I don't really, know, i just don't like it. I don't like the heavy lifting (I'm about 100lbs soaking wet), it is just like we are basically waiting for people to die. I also don't like changing adult diapers, and it seems like everyone around me knows exactly what to do for their patients, and I just don't. I asked my mentor a bunch of questions, but i still feel like i don't know how to do anything.

Well if you want to be a nurse that is going to be your job to lift, change diapers, clean vomit, etc. nurses don't always have a tech to help with those duties. Nursing isn't just about passing out meds and charting it's also about all kinds of stuff that will make you want to puke, such as bad odors, etc. If you really want to be a nurse you will learn how to care for patients with experience just like your coworkers.

*K($$

*K($$

14 Posts

That is my thinking. I'm going to give it 4 more shifts (end of my orientation) and then reevaluate. If even on the days I have off I am obsessing and getting sick to my stomach like I am now, I'll move on and find something else.

hookyarnandblanket

hookyarnandblanket

318 Posts

Thank you for this, and thank you for not telling me what a terrible nurse I'm going to be because I don't like LTC. I think I'm struggling with self doubt because it is all so new and overwhelming and honestly I have no idea what I'm doing. I know people have mentioned the "sink or swim" thing, and I feel like I'm going to sink once I'm on my own.

No one here is telling you what a terrible nurse you will be; we are merely trying to help you by explaining the reality of working in this profession.

Look, I taught in public education for ten years and it is the same as starting out in this field. You start from the bottom and work your way to the top. I remember my first day in the classroom and thinking, "I don't know what I'm doing despite a whole semester of student teaching and a semester of substitute teaching" but I stepped up and did it because that's what I had been hired to do and what was expected of me. I was given some of the hardest classes to teach: Students who didn't want to do anymore than show up, sit in a seat, and get an A for it without doing the work. It was hell. I hated it, but I had to do because it was the only way to rise through the ranks.

It's the same with nursing; you have to do the things you don't want to do before you can rise to where you want to be. Death, excrement, disease, pain, messy situations, fear, anguish, long hours, no sleep, needy patients, angry family members, lost holidays, and frustration are part of it all. You can't do certain things until you learn the basics and learning the basics is often completely done hands on.
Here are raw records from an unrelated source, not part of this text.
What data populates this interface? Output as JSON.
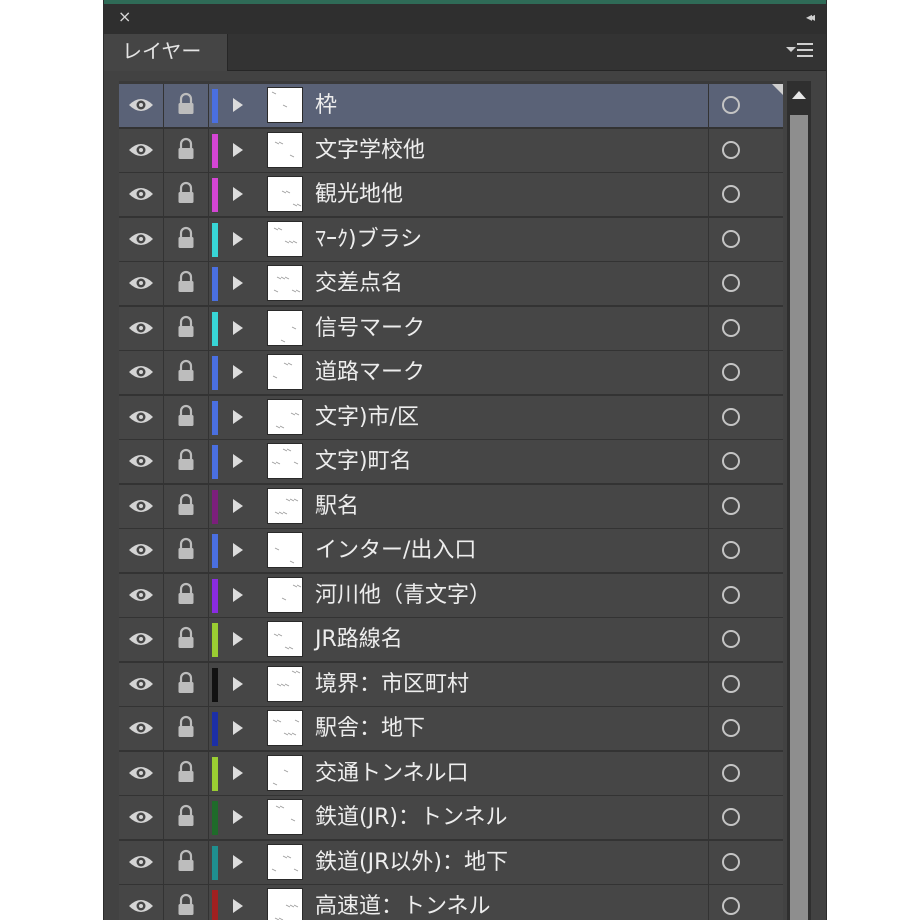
{
  "window": {
    "close_glyph": "×",
    "collapse_glyph": "◂◂"
  },
  "tab": {
    "label": "レイヤー"
  },
  "icons": {
    "visibility": "eye-icon",
    "lock": "lock-icon",
    "expand": "disclosure-triangle-icon",
    "target": "target-circle-icon",
    "panel_menu": "panel-menu-icon"
  },
  "layers": [
    {
      "name": "枠",
      "color": "#4a6fe0",
      "selected": true
    },
    {
      "name": "文字学校他",
      "color": "#d445d4",
      "selected": false
    },
    {
      "name": "観光地他",
      "color": "#d445d4",
      "selected": false
    },
    {
      "name": "ﾏｰｸ)ブラシ",
      "color": "#38d6d6",
      "selected": false
    },
    {
      "name": "交差点名",
      "color": "#4a6fe0",
      "selected": false
    },
    {
      "name": "信号マーク",
      "color": "#38d6d6",
      "selected": false
    },
    {
      "name": "道路マーク",
      "color": "#4a6fe0",
      "selected": false
    },
    {
      "name": "文字)市/区",
      "color": "#4a6fe0",
      "selected": false
    },
    {
      "name": "文字)町名",
      "color": "#4a6fe0",
      "selected": false
    },
    {
      "name": "駅名",
      "color": "#7b1f7b",
      "selected": false
    },
    {
      "name": "インター/出入口",
      "color": "#4a6fe0",
      "selected": false
    },
    {
      "name": "河川他（青文字）",
      "color": "#8a2be2",
      "selected": false
    },
    {
      "name": "JR路線名",
      "color": "#9acd32",
      "selected": false
    },
    {
      "name": "境界：市区町村",
      "color": "#111111",
      "selected": false
    },
    {
      "name": "駅舎：地下",
      "color": "#1c2fa6",
      "selected": false
    },
    {
      "name": "交通トンネル口",
      "color": "#9acd32",
      "selected": false
    },
    {
      "name": "鉄道(JR)：トンネル",
      "color": "#1f6b2a",
      "selected": false
    },
    {
      "name": "鉄道(JR以外)：地下",
      "color": "#1f8f8f",
      "selected": false
    },
    {
      "name": "高速道：トンネル",
      "color": "#a12020",
      "selected": false
    }
  ]
}
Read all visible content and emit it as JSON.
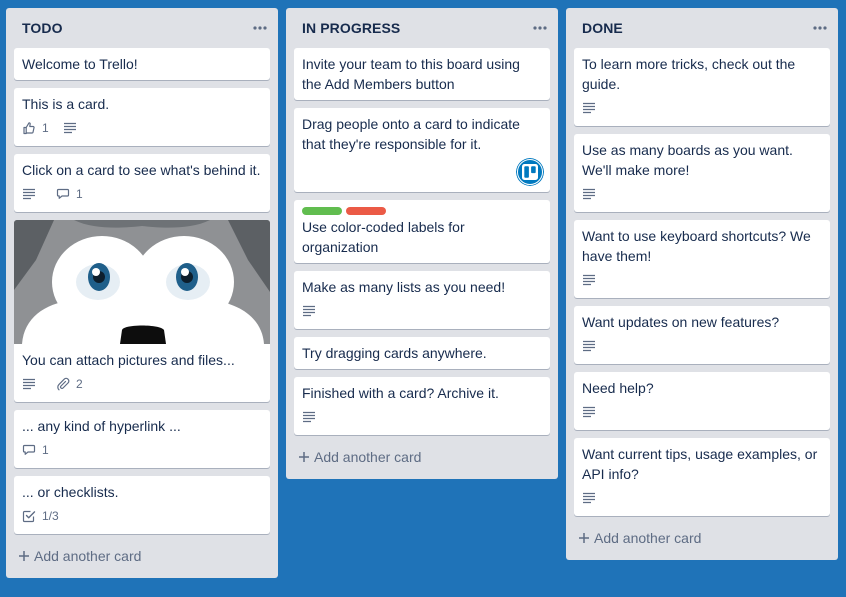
{
  "lists": [
    {
      "title": "TODO",
      "cards": [
        {
          "title": "Welcome to Trello!"
        },
        {
          "title": "This is a card.",
          "likes": "1"
        },
        {
          "title": "Click on a card to see what's behind it.",
          "comments": "1"
        },
        {
          "title": "You can attach pictures and files...",
          "attachments": "2"
        },
        {
          "title": "... any kind of hyperlink ...",
          "comments": "1"
        },
        {
          "title": "... or checklists.",
          "checklist": "1/3"
        }
      ],
      "add_label": "Add another card"
    },
    {
      "title": "IN PROGRESS",
      "cards": [
        {
          "title": "Invite your team to this board using the Add Members button"
        },
        {
          "title": "Drag people onto a card to indicate that they're responsible for it."
        },
        {
          "title": "Use color-coded labels for organization"
        },
        {
          "title": "Make as many lists as you need!"
        },
        {
          "title": "Try dragging cards anywhere."
        },
        {
          "title": "Finished with a card? Archive it."
        }
      ],
      "add_label": "Add another card"
    },
    {
      "title": "DONE",
      "cards": [
        {
          "title": "To learn more tricks, check out the guide."
        },
        {
          "title": "Use as many boards as you want. We'll make more!"
        },
        {
          "title": "Want to use keyboard shortcuts? We have them!"
        },
        {
          "title": "Want updates on new features?"
        },
        {
          "title": "Need help?"
        },
        {
          "title": "Want current tips, usage examples, or API info?"
        }
      ],
      "add_label": "Add another card"
    }
  ],
  "colors": {
    "board_background": "#1f73b8",
    "list_background": "#dfe1e6",
    "label_green": "#61bd4f",
    "label_red": "#eb5a46"
  }
}
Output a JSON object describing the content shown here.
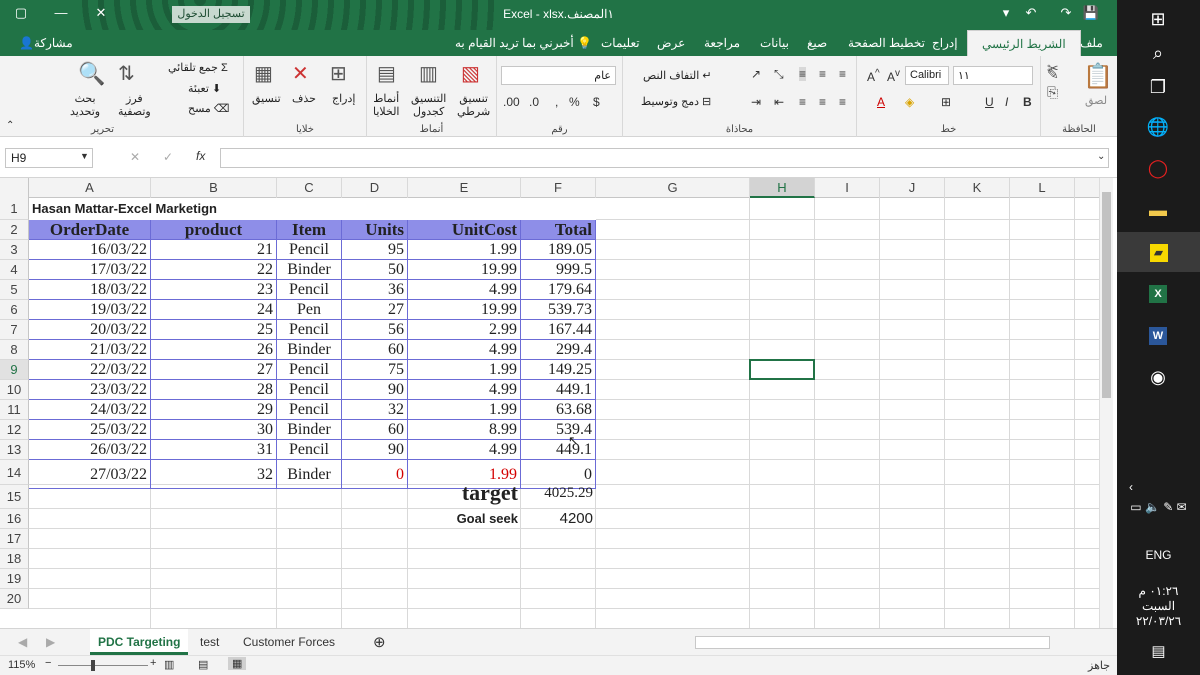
{
  "title_bar": {
    "title": "Excel  -  xlsx.١المصنف",
    "sign_in": "تسجيل الدخول"
  },
  "tabs": [
    "ملف",
    "الشريط الرئيسي",
    "إدراج",
    "تخطيط الصفحة",
    "صيغ",
    "بيانات",
    "مراجعة",
    "عرض",
    "تعليمات",
    "أخبرني بما تريد القيام به",
    "مشاركة"
  ],
  "ribbon": {
    "clipboard": {
      "paste": "لصق",
      "group": "الحافظة"
    },
    "font": {
      "name": "Calibri",
      "size": "١١",
      "group": "خط"
    },
    "alignment": {
      "wrap": "التفاف النص",
      "merge": "دمج وتوسيط",
      "group": "محاذاة"
    },
    "number": {
      "format": "عام",
      "group": "رقم"
    },
    "styles": {
      "conditional": "تنسيق\nشرطي",
      "as_table": "التنسيق\nكجدول",
      "cell_styles": "أنماط\nالخلايا",
      "group": "أنماط"
    },
    "cells": {
      "insert": "إدراج",
      "delete": "حذف",
      "format": "تنسيق",
      "group": "خلايا"
    },
    "editing": {
      "autosum": "جمع تلقائي",
      "fill": "تعبئة",
      "clear": "مسح",
      "sort": "فرز\nوتصفية",
      "find": "بحث\nوتحديد",
      "group": "تحرير"
    }
  },
  "formula_bar": {
    "name_box": "H9",
    "fx": "fx",
    "content": ""
  },
  "columns": [
    "A",
    "B",
    "C",
    "D",
    "E",
    "F",
    "G",
    "H",
    "I",
    "J",
    "K",
    "L"
  ],
  "rows": [
    "1",
    "2",
    "3",
    "4",
    "5",
    "6",
    "7",
    "8",
    "9",
    "10",
    "11",
    "12",
    "13",
    "14",
    "15",
    "16",
    "17",
    "18",
    "19",
    "20"
  ],
  "sheet": {
    "title": "Hasan Mattar-Excel Marketign",
    "headers": [
      "OrderDate",
      "product",
      "Item",
      "Units",
      "UnitCost",
      "Total"
    ],
    "data": [
      [
        "16/03/22",
        "21",
        "Pencil",
        "95",
        "1.99",
        "189.05"
      ],
      [
        "17/03/22",
        "22",
        "Binder",
        "50",
        "19.99",
        "999.5"
      ],
      [
        "18/03/22",
        "23",
        "Pencil",
        "36",
        "4.99",
        "179.64"
      ],
      [
        "19/03/22",
        "24",
        "Pen",
        "27",
        "19.99",
        "539.73"
      ],
      [
        "20/03/22",
        "25",
        "Pencil",
        "56",
        "2.99",
        "167.44"
      ],
      [
        "21/03/22",
        "26",
        "Binder",
        "60",
        "4.99",
        "299.4"
      ],
      [
        "22/03/22",
        "27",
        "Pencil",
        "75",
        "1.99",
        "149.25"
      ],
      [
        "23/03/22",
        "28",
        "Pencil",
        "90",
        "4.99",
        "449.1"
      ],
      [
        "24/03/22",
        "29",
        "Pencil",
        "32",
        "1.99",
        "63.68"
      ],
      [
        "25/03/22",
        "30",
        "Binder",
        "60",
        "8.99",
        "539.4"
      ],
      [
        "26/03/22",
        "31",
        "Pencil",
        "90",
        "4.99",
        "449.1"
      ],
      [
        "27/03/22",
        "32",
        "Binder",
        "0",
        "1.99",
        "0"
      ]
    ],
    "target_label": "target",
    "target_value": "4025.29",
    "goal_label": "Goal seek",
    "goal_value": "4200",
    "highlight_color": "#d40000",
    "header_fill": "#8e8ee8"
  },
  "sheet_tabs": [
    "PDC Targeting",
    "test",
    "Customer Forces"
  ],
  "status": {
    "zoom": "115%",
    "ready": "جاهز"
  },
  "taskbar": {
    "lang": "ENG",
    "time": "٠١:٢٦ م",
    "day": "السبت",
    "date": "٢٢/٠٣/٢٦"
  }
}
If it is causing you this much anxiety, maybe you need to see a therapist to work out your feelings about it all. Maybe you really need to reevaluate if this is the career path you want to be on. It's better to figure out now than to meltdown during your last semester.

SummerChapman
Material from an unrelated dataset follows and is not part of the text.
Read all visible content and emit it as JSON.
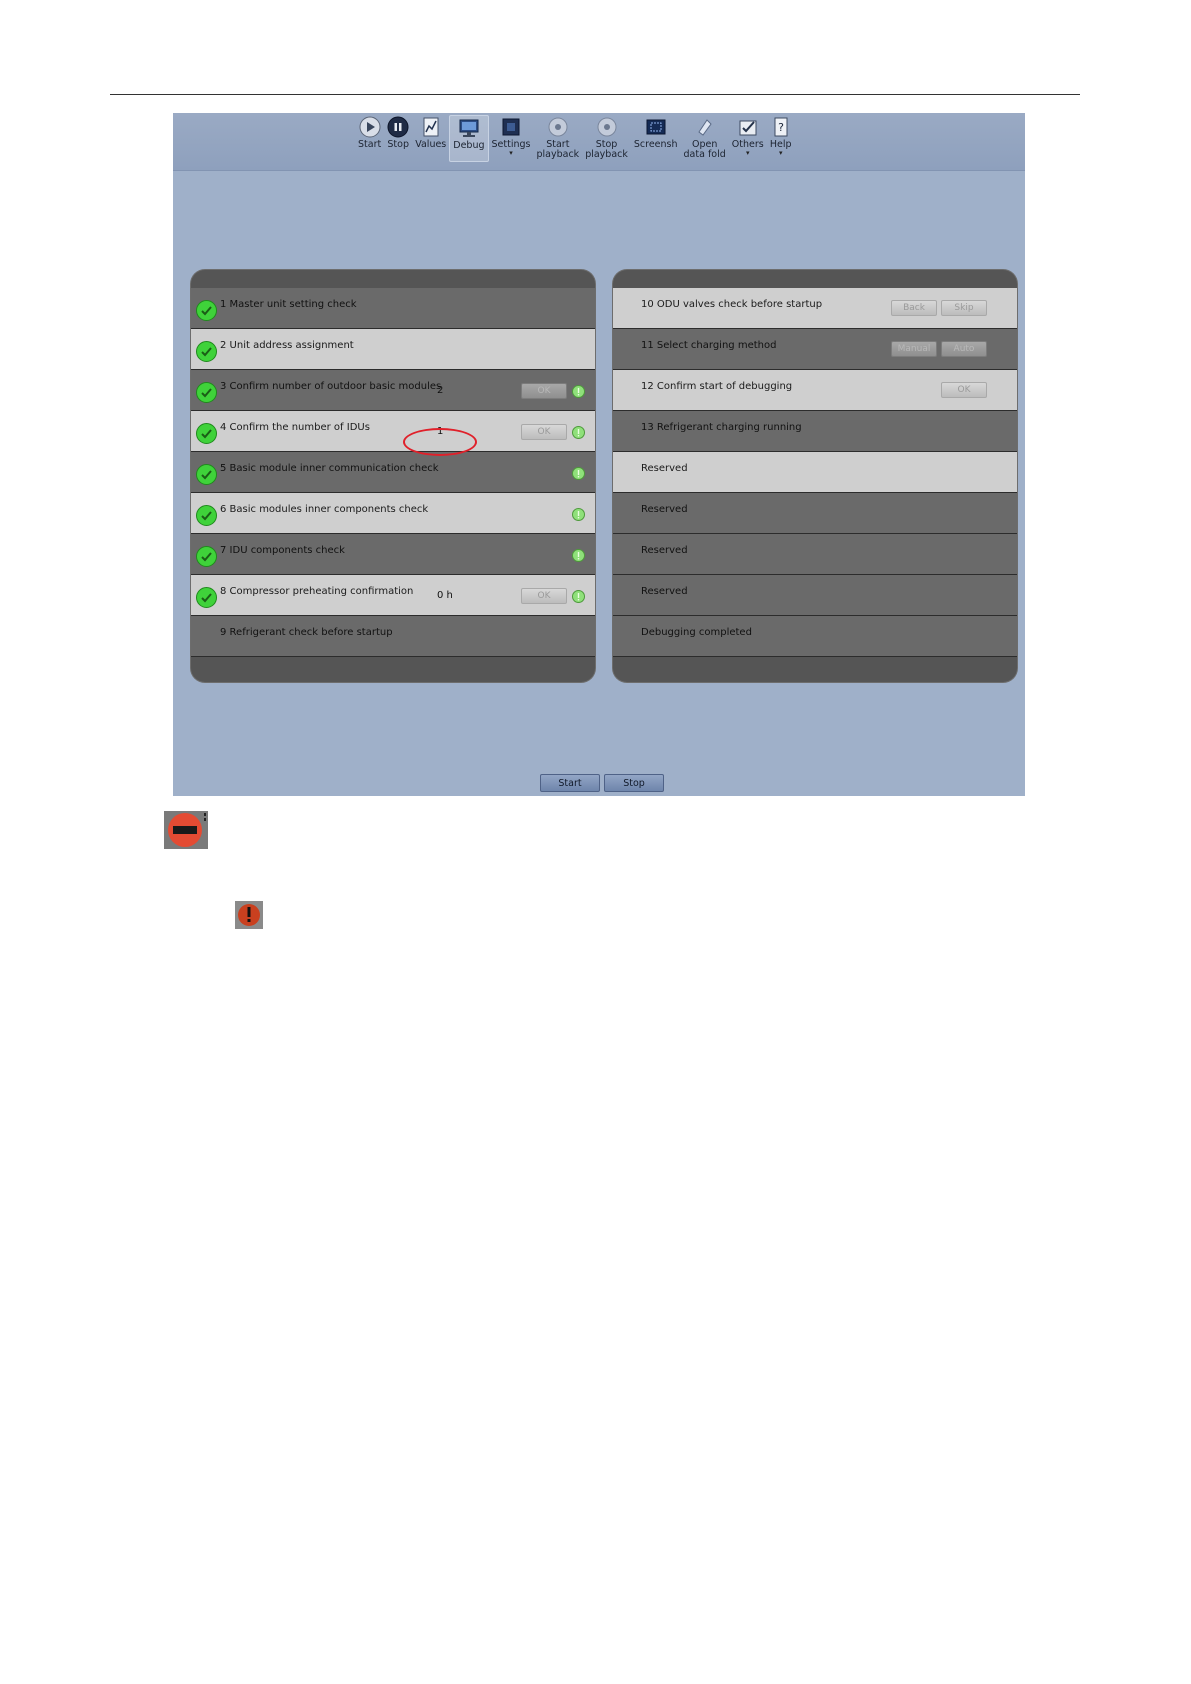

SummerChapman

20 Posts

I have to say this. What did you expect? What you mentioned you are doing is EXACTLY what a CNA does. I also believe every potential nursing student should have to work as a CNA because it does give you valuable experience and those are things that even a nurse will possibly be doing. I will say they shouldn't label this as a Rehab facility if every one is hospice. It's sad to watch a patient die, but everyone dies and there is a certain rewarding feeling you have knowing you were the last person to give care and show this dying patient some dignity. After all, they are in the end. If you can't handle one day, I wonder how you will handle being a nurse?
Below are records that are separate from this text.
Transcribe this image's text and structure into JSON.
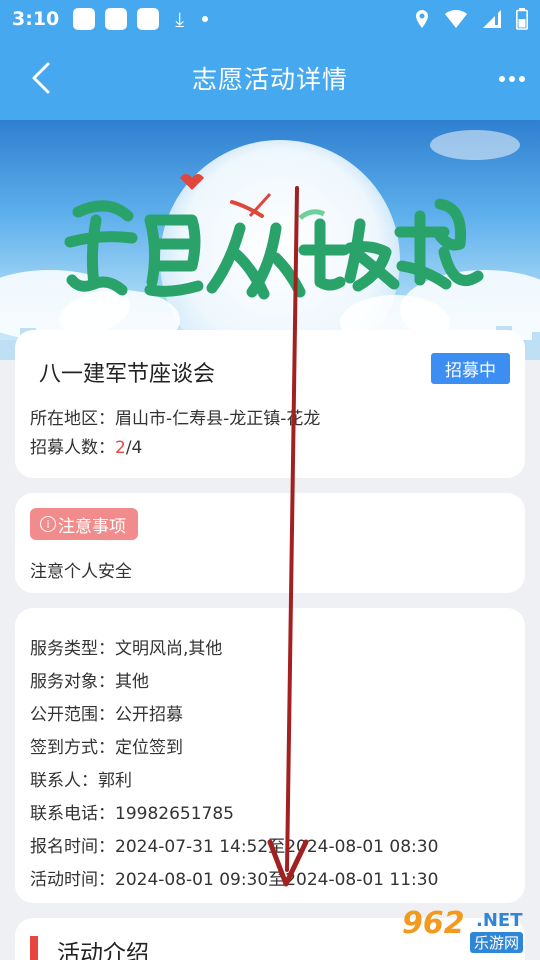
{
  "status_bar": {
    "time": "3:10"
  },
  "header": {
    "title": "志愿活动详情"
  },
  "activity": {
    "title": "八一建军节座谈会",
    "status": "招募中",
    "location_label": "所在地区：",
    "location_value": "眉山市-仁寿县-龙正镇-花龙",
    "recruit_label": "招募人数：",
    "recruit_current": "2",
    "recruit_total": "/4"
  },
  "notice": {
    "tag": "注意事项",
    "text": "注意个人安全"
  },
  "details": [
    {
      "label": "服务类型：",
      "value": "文明风尚,其他"
    },
    {
      "label": "服务对象：",
      "value": "其他"
    },
    {
      "label": "公开范围：",
      "value": "公开招募"
    },
    {
      "label": "签到方式：",
      "value": "定位签到"
    },
    {
      "label": "联系人：",
      "value": "郭利"
    },
    {
      "label": "联系电话：",
      "value": "19982651785"
    },
    {
      "label": "报名时间：",
      "value": "2024-07-31 14:52至2024-08-01 08:30"
    },
    {
      "label": "活动时间：",
      "value": "2024-08-01 09:30至2024-08-01 11:30"
    }
  ],
  "intro_section": {
    "title": "活动介绍"
  },
  "watermark": {
    "number": "962",
    "domain": ".NET",
    "sub": "乐游网"
  },
  "colors": {
    "primary": "#46a8ef",
    "badge": "#3d8ef2",
    "accent_red": "#e8473f",
    "notice_tag": "#f28c8c",
    "annotation_arrow": "#a32020"
  }
}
ktwlpn

ktwlpn, LPN, RN

Specializes in Med Surg, Homecare, Hospice. 3,844 Posts

If you are "doing nothing to help" dying patients you are doing it wrong.Plenty to be done including symptom management,comfort measures both pharmaceutical and non-pharmaceutical and support of the family at the bedside.....

Kandy83

Kandy83

161 Posts

OP, plenty of nurses haven't been a CNA. You don't need to be a CNA to become a good nurse. Quit OP, you don't need that experience. Many people usually become a CNA at the place they want to work. If you don't want to work there, work some where else. Which state are you in? If you're in a state with a an overabundance of nurses than you can stick it out. If not, quit OP, you don't need the added stress.